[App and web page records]
-- Opening Marker --

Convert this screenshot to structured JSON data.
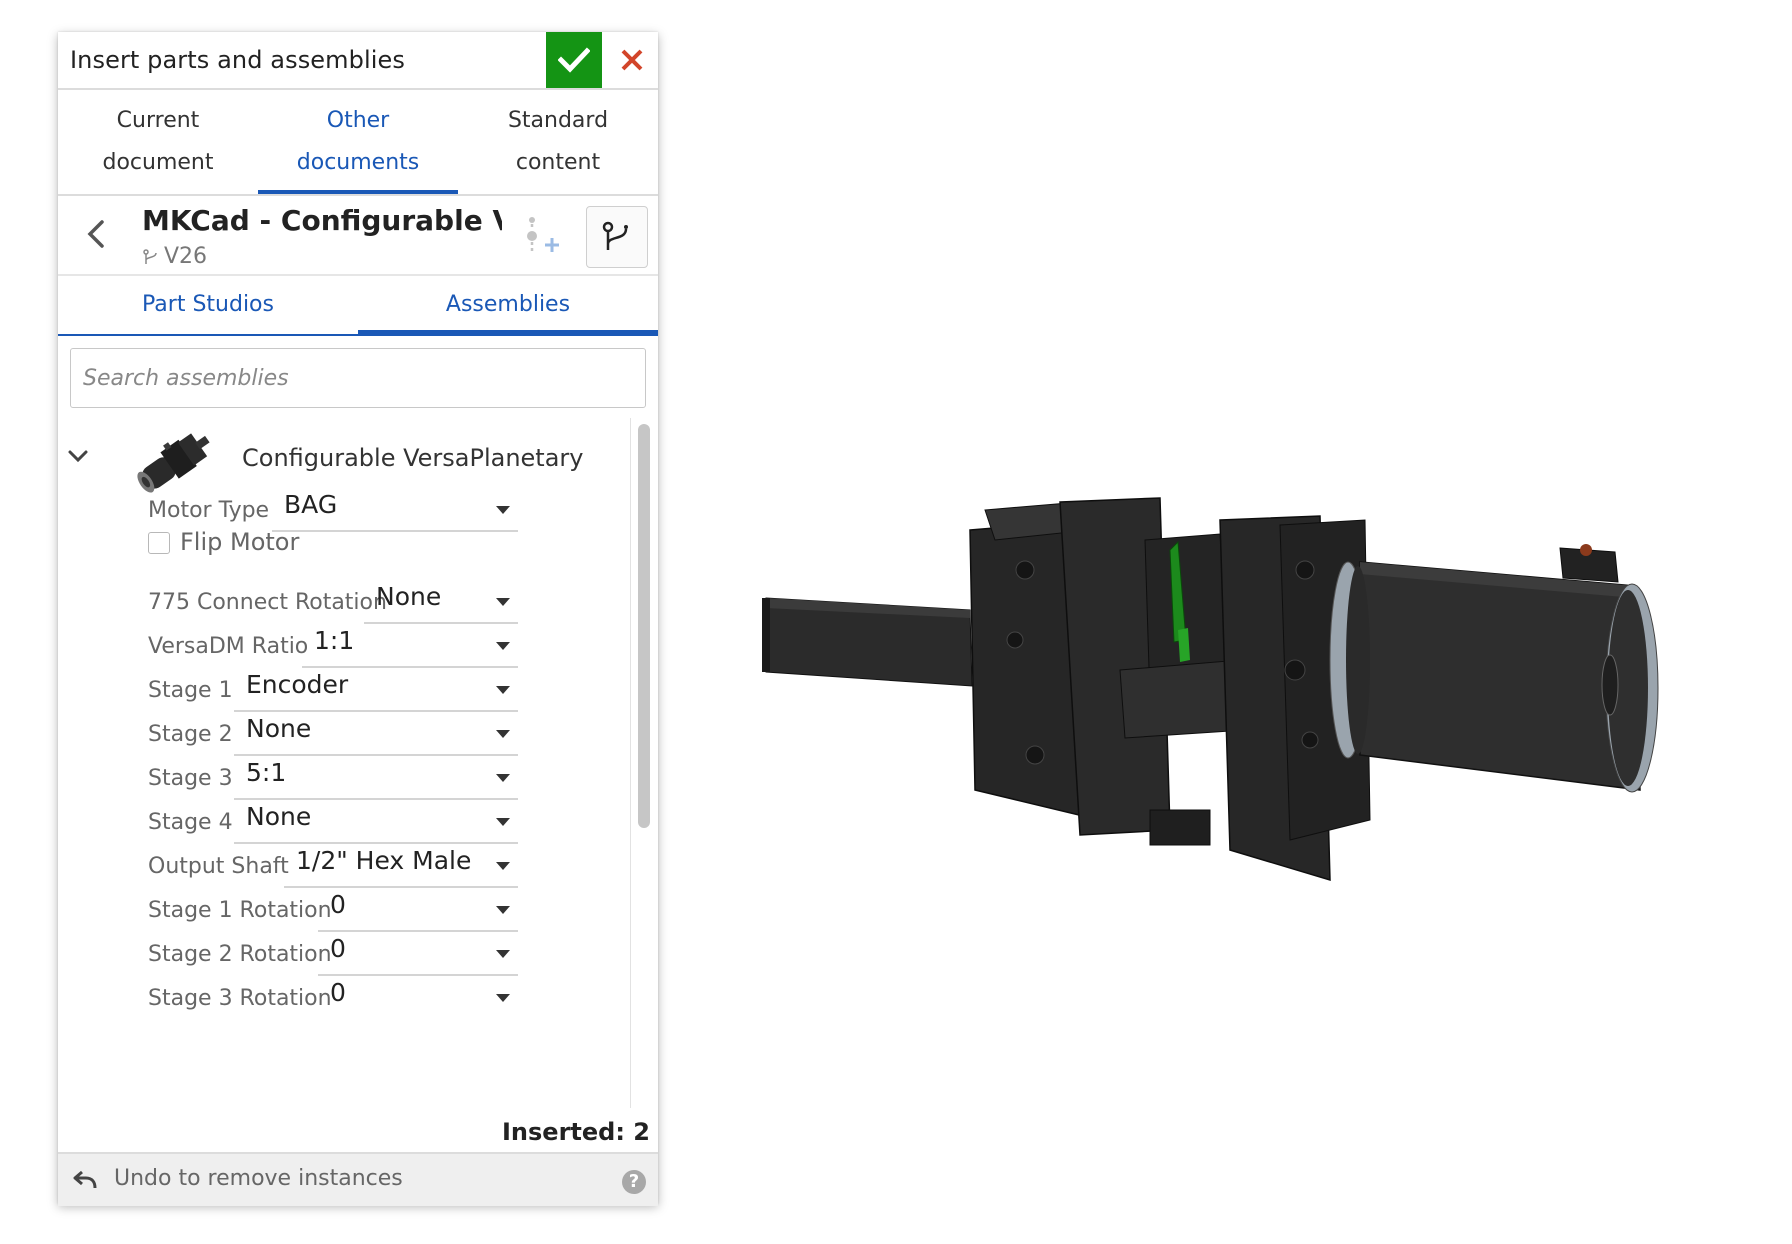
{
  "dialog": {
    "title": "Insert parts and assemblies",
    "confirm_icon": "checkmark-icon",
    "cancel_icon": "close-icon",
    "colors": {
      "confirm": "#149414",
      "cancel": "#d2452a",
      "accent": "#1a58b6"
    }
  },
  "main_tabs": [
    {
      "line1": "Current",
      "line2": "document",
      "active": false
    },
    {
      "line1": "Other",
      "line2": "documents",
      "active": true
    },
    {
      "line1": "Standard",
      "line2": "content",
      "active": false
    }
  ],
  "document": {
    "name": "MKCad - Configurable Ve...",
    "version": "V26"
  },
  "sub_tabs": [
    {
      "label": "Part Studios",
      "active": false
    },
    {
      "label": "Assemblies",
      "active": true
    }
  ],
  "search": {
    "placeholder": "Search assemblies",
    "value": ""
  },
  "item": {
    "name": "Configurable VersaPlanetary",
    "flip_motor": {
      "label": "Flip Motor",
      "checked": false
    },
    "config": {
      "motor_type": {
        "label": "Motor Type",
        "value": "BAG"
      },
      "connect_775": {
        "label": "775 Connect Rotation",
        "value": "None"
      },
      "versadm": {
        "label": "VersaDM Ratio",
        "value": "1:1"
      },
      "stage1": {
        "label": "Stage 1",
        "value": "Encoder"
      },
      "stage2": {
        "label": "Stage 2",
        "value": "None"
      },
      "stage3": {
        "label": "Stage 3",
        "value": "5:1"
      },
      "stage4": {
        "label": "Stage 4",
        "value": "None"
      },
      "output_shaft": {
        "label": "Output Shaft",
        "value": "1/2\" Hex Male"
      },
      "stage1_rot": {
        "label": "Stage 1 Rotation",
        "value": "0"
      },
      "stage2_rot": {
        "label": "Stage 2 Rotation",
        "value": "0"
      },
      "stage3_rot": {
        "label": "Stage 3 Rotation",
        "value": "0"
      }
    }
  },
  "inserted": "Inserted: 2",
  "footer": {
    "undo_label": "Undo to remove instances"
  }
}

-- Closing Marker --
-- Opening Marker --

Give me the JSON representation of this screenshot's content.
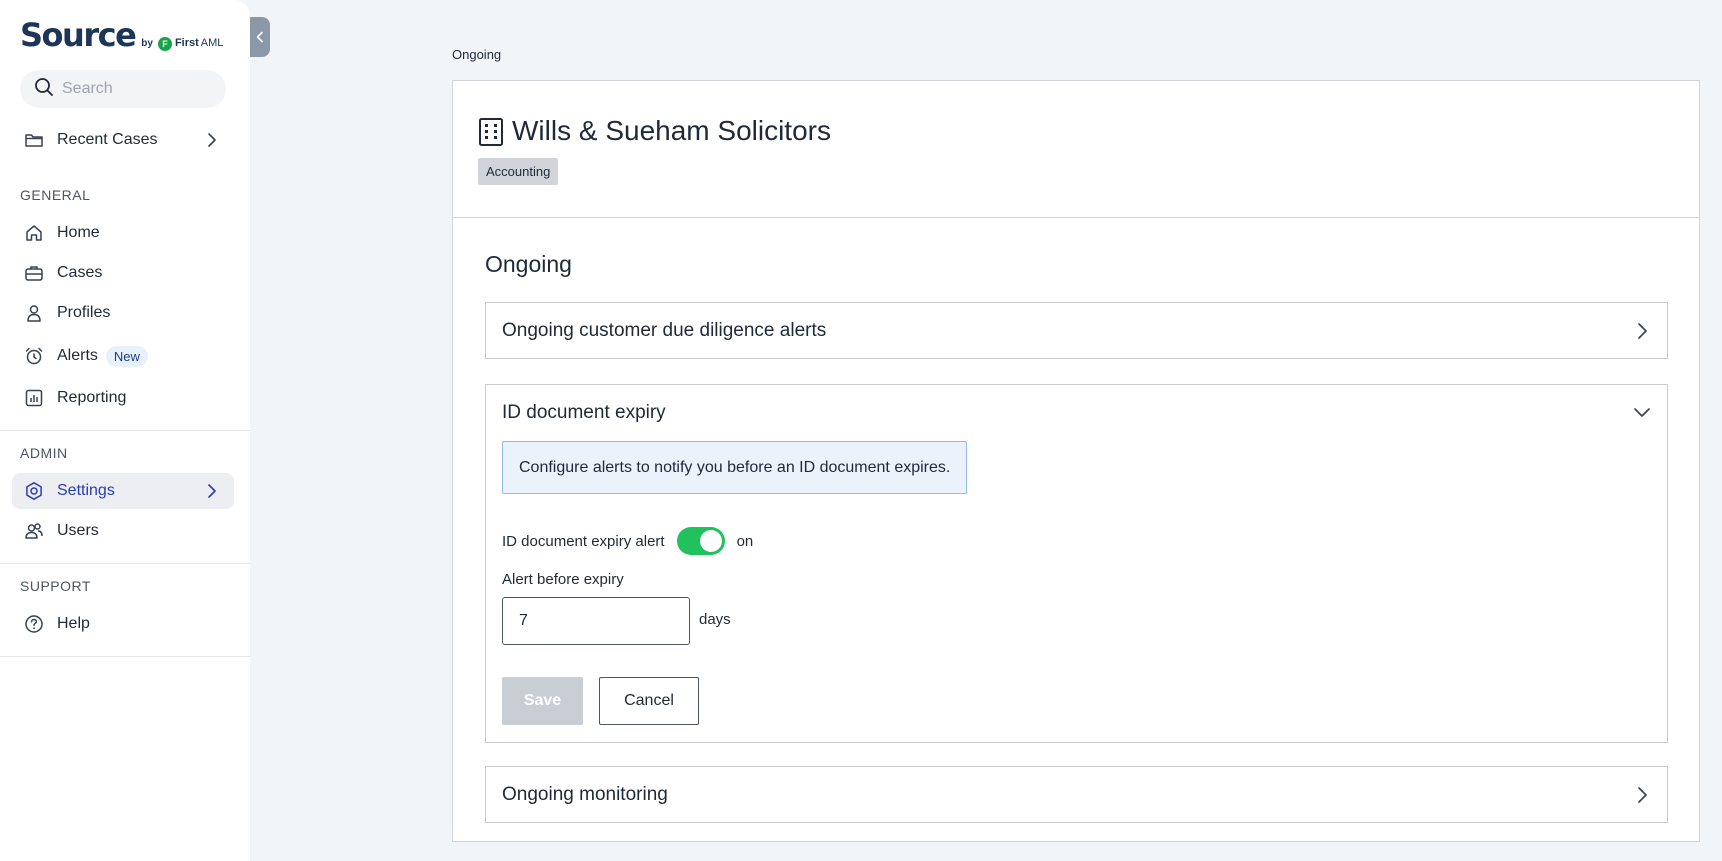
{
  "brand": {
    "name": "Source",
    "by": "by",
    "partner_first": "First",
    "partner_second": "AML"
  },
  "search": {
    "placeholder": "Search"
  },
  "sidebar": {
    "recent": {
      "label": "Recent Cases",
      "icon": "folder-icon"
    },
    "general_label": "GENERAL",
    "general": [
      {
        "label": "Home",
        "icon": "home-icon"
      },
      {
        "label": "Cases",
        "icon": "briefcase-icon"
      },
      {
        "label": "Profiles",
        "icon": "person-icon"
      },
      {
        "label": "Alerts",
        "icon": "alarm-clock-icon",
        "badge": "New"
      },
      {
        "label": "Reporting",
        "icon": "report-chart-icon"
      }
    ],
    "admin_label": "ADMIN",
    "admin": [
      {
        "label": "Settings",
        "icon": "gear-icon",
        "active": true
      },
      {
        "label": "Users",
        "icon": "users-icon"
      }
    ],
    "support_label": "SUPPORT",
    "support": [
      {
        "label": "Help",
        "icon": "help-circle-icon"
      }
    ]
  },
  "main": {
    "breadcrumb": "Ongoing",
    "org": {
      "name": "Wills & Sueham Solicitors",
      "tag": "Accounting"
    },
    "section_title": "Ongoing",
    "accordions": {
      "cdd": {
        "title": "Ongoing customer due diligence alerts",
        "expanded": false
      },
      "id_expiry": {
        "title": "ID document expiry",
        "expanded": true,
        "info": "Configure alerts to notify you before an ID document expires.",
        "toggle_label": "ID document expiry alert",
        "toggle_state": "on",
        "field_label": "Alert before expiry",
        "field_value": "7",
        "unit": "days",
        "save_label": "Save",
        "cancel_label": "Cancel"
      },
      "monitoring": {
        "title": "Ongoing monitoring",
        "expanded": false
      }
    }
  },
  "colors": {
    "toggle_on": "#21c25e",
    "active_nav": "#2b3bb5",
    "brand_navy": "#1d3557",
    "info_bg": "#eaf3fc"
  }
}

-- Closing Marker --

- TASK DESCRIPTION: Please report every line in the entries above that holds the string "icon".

- SOLUTION BELOW:
    "confirm_icon": "checkmark-icon",
    "cancel_icon": "close-icon",
      "icon": "folder-icon"
        "icon": "home-icon"
        "icon": "briefcase-icon"
        "icon": "person-icon"
        "icon": "alarm-clock-icon",
        "icon": "report-chart-icon"
        "icon": "gear-icon",
        "icon": "users-icon"
        "icon": "help-circle-icon"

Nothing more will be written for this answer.